Regional variations in sea temperature can make all the difference between a coral reef suffering major bleaching or surviving as a refuge for corals, new research shows.
A new study finds that even in best-case scenarios, the fishing communities most hurt by climate change are on small island nations such as Kiribati, the Solomon Islands and the Maldives.
In early 2016 reports appeared that vast swathes of mangroves had died in the Gulf of Carpentaria.
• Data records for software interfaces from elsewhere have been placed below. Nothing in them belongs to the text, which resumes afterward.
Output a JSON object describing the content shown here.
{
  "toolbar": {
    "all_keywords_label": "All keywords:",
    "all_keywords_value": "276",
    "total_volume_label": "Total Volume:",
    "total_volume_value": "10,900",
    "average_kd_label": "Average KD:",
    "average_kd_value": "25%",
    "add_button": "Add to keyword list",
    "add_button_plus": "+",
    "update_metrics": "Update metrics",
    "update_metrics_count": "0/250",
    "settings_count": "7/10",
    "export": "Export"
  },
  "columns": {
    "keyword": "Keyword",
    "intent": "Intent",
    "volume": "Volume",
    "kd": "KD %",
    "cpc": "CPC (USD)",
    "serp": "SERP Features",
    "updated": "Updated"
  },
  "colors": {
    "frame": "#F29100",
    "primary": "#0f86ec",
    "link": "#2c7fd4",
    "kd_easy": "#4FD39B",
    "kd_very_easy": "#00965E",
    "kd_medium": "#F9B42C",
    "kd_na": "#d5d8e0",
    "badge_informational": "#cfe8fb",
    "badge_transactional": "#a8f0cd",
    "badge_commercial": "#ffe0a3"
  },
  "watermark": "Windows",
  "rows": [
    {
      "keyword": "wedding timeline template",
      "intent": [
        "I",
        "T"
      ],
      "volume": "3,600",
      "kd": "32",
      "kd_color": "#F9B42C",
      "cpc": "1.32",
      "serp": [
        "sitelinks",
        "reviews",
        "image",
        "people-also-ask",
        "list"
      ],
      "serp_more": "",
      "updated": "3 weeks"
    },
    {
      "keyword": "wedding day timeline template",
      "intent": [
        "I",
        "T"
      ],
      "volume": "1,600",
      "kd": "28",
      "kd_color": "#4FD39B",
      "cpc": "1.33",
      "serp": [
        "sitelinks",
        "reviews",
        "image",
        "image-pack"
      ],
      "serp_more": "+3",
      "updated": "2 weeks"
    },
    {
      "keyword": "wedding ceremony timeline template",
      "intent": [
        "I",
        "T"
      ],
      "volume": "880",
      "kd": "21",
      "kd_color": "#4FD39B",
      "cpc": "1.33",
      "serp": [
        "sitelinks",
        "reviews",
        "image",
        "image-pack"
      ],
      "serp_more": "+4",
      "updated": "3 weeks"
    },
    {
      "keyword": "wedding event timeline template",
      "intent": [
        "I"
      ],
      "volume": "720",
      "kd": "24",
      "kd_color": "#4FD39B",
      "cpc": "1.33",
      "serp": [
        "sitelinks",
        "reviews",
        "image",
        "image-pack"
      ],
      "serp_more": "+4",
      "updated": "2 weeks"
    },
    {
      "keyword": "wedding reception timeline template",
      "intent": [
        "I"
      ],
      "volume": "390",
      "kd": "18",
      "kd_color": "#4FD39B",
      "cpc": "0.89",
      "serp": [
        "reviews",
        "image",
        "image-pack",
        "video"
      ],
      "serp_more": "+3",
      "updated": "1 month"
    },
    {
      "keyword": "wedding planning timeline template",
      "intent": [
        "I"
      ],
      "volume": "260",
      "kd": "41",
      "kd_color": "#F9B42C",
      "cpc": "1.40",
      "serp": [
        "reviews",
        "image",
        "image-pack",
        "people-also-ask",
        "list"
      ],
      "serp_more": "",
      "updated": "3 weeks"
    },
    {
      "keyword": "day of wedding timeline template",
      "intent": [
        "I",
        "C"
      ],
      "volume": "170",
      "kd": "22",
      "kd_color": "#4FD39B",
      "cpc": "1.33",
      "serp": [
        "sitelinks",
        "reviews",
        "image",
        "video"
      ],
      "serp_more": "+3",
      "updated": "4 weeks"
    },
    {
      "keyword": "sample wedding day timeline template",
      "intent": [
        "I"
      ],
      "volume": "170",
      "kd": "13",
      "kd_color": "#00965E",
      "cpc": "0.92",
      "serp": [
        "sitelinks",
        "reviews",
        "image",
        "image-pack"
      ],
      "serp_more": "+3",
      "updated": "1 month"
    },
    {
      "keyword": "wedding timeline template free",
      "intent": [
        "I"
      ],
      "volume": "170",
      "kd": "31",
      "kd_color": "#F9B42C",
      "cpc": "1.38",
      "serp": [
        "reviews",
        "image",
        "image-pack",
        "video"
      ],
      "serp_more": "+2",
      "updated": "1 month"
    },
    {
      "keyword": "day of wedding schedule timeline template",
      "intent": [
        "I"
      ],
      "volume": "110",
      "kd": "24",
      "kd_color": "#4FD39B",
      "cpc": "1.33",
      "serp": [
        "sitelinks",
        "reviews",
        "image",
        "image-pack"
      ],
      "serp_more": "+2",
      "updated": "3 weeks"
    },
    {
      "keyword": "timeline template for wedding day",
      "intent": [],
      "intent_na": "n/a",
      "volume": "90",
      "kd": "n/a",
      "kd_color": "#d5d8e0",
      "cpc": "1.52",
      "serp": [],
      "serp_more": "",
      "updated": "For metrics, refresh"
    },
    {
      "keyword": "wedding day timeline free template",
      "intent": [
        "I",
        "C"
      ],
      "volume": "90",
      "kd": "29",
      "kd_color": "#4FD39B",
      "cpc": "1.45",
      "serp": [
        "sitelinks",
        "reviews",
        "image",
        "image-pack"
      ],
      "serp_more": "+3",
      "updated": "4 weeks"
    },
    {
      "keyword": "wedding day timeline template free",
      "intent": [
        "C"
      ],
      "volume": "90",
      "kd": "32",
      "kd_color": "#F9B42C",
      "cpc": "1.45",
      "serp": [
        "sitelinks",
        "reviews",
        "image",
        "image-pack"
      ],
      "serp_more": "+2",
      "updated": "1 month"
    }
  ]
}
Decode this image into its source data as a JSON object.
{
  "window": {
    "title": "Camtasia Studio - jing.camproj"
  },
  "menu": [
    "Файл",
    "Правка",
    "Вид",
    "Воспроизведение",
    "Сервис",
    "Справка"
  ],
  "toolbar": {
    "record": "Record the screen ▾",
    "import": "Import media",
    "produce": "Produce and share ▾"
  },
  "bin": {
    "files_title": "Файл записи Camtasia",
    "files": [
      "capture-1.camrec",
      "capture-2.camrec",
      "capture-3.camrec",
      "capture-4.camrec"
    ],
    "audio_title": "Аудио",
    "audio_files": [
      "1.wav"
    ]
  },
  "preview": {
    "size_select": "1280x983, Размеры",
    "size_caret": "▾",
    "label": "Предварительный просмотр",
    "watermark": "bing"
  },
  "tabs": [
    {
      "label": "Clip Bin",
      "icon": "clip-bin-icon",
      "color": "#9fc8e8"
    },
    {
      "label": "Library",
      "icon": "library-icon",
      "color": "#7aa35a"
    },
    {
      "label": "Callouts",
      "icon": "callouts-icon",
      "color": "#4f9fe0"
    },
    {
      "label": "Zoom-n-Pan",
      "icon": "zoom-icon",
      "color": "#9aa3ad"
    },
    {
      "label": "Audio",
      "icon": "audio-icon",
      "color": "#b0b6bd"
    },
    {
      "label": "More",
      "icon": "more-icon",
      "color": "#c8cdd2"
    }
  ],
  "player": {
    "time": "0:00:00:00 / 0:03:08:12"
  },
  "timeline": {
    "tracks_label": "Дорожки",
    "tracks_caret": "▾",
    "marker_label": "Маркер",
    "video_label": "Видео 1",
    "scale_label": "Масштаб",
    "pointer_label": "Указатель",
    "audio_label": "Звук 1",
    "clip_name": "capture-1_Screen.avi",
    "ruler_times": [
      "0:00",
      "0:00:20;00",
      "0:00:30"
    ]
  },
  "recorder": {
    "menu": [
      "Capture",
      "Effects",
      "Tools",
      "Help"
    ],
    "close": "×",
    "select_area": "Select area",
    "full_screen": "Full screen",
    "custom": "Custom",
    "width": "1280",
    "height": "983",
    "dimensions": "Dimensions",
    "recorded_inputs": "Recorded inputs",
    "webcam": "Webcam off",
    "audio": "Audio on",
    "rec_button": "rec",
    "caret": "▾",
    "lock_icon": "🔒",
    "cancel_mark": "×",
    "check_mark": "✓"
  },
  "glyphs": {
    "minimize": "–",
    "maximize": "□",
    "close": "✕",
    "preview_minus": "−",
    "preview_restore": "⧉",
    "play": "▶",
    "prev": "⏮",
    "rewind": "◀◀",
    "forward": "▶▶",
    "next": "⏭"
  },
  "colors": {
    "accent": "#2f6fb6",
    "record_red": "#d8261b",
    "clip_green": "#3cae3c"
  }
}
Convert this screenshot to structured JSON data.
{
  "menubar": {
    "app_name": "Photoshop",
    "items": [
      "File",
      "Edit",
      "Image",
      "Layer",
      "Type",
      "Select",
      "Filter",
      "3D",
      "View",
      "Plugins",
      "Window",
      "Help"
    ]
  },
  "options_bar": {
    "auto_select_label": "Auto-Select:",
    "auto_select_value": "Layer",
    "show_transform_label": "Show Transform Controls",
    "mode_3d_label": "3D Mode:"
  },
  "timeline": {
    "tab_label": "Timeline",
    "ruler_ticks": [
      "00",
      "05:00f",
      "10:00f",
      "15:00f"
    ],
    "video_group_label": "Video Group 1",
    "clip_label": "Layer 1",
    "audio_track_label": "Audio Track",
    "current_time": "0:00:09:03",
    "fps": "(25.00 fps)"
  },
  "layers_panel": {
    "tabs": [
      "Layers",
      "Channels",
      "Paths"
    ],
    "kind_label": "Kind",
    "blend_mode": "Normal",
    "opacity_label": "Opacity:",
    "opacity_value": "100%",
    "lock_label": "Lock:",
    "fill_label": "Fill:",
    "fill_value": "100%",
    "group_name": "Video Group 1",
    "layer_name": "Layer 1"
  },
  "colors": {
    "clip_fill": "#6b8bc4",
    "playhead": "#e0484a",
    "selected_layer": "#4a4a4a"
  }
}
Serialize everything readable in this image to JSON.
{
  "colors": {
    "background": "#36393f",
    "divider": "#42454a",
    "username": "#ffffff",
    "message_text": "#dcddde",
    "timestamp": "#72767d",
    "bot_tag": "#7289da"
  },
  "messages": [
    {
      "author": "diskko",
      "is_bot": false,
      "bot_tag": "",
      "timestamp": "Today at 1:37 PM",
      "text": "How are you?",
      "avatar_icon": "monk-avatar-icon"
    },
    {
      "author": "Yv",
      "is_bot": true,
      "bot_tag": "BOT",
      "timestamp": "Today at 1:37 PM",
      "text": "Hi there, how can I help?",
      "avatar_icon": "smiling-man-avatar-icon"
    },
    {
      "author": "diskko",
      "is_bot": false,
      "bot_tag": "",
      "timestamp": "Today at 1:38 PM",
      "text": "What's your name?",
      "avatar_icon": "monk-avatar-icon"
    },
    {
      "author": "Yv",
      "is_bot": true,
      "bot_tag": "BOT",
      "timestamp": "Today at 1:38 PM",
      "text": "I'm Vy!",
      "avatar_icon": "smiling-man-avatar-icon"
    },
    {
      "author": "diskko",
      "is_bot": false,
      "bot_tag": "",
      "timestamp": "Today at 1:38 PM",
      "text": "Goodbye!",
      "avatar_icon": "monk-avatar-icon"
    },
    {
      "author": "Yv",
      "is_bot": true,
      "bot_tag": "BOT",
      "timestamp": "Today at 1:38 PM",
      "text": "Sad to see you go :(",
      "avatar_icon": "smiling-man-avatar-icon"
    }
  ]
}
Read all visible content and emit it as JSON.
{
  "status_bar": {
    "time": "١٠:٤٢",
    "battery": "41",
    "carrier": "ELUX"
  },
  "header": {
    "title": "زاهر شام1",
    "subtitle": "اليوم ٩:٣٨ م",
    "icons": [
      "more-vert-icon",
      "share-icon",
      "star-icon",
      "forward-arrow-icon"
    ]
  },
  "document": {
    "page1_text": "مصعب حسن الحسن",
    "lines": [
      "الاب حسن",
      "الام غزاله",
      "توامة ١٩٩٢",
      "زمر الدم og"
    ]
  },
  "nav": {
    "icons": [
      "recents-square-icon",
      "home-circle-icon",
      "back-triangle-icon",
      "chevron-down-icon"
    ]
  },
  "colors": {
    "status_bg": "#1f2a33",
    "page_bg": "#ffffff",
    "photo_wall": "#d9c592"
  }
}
It now appears heat and drought were to blame.
Western Australia's super-corals are adapted to high temperatures, but even they didn't escape the recent bleaching event unscathed.
Months after record breaking coral bleaching, research teams are taking stock of the damage on the Great Barrier Reef.
Global average sea level has risen by about 17 cm between 1900 and 2005, but we didn't know how much of that was due to us, until now.
The summer of 2015-2016 was the hottest on record for Australia's oceans.